The other day I was walking along the grassy edge of a barley field with my camera. As I walked, I reflected, with wonder, on how insects, with brains smaller than a pin head, could not only fly, but navigate and maneuver with such marvelous precision. I had observed dragonflies exhibit this ability on many occasions when I was photographing them. They would take-off after a minute or so of rest on a plant stem, fly around, covering perhaps 15 to 30 feet in 5 or 10 seconds, then land exactly where they’d been moments before, on the same spot, on the same plant stem. (It seemed as though the short flight might have been to keep a look-out for predators that might have been creeping up on them while at rest. Or, perhaps it was preemptive, to dash the hopes of any such predator.) I’d learned, when photographing dragonflies, not to look up from my camera’s viewfinder when the subject took off from its perch, because, more often than not, in less time than it took to catch sight of them in flight, they’d be back within a fraction of an inch of where they’d been before the flight.
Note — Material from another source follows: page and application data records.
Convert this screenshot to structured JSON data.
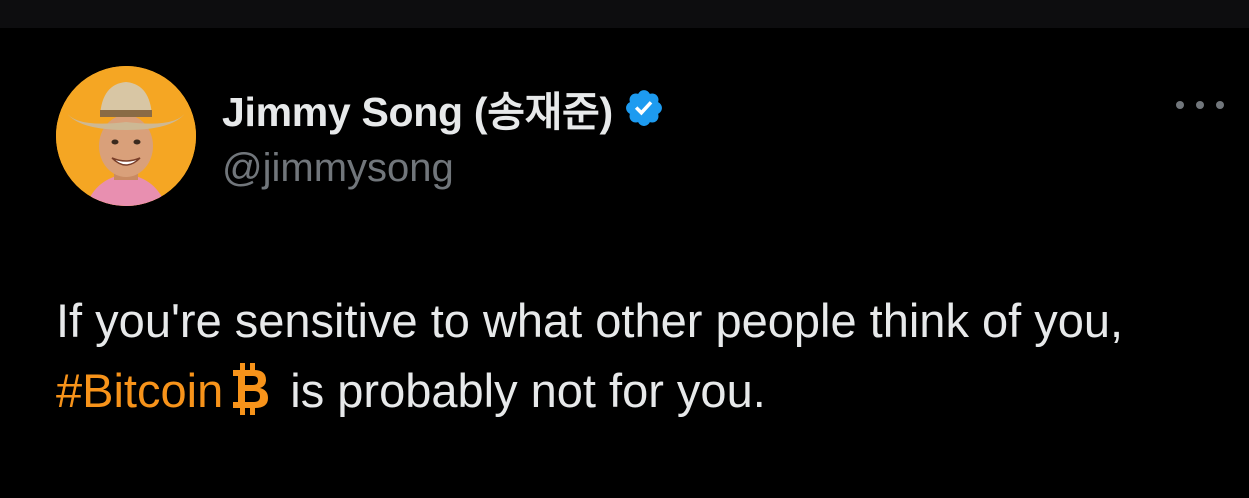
{
  "tweet": {
    "author": {
      "display_name": "Jimmy Song (송재준)",
      "handle": "@jimmysong",
      "verified": true,
      "avatar_icon": "avatar-cowboy-hat"
    },
    "more_icon": "more-horizontal-icon",
    "text": {
      "before": "If you're sensitive to what other people think of you, ",
      "hashtag": "#Bitcoin",
      "emoji": "bitcoin-icon",
      "after": " is probably not for you."
    }
  },
  "colors": {
    "background": "#000000",
    "text": "#e7e9ea",
    "secondary": "#71767b",
    "hashtag": "#f7931a",
    "verified_badge": "#1d9bf0",
    "avatar_bg": "#f5a623"
  }
}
It seems incredible! Just the act of landing on a moving stem in a wind seems incredible. What knowledge of their location do they retain in their brains, and what method do they employ to recognize the same point, again? Since they can do this in a brisk wind, it would seem they must use sight, and must retain some image of their surroundings in their tiny brains.
At this particular moment I was following a dragonfly, a male “Widow Skimmer”, waiting for him to land so I could, with luck, get a close-up shot. As I trailed along, my attention was attracted by a “Cabbage White” butterfly fluttering by overhead, perhaps eight feet off the ground. Its flight path was irregular - darting this way and that, up and down, perhaps twelve inches in a given direction at a time, ever moving, but irregularly setting off in a new direction. Its motion was so jerky it was hard to follow with the eye. When the wings are edge on, the butterfly is difficult to see, and the eye tends to continue along the previous flight path. Suddenly they’re gone - only to reappear, if at all, some distance from where one thinks they should be.
As I watched the flight of this butterfly, I noticed a black object that suddenly appeared beside it, following its irregular flight path exactly. I thought of the “Widow Skimmer” I’d just been following. The two objects were within an inch or so of each other, so close I couldn’t tell if there was any contact between them. This parallel flying lasted a second or two, through two or three jinks of the butterfly’s flight. Then, in an instant, the two objects became one, the jinks ceased and the two insects went off in a relatively straight, smoothly descending path arching out over the barley field. I understood the black object, which I assumed to be a dragonfly, had ‘taken’ the butterfly, and was looking for a place to land and eat its prey. After a flight of 15 or 20 feet, the dragonfly landed. It was just within sight and I took the photo at left.
Once again I was struck by the capability of the dragonfly’s brain – this time by its quickness. During the moments of parallel flying, the dragonfly’s reactions seemed instantaneous; there appeared to be no divergence between its flight and that of the jinking butterfly.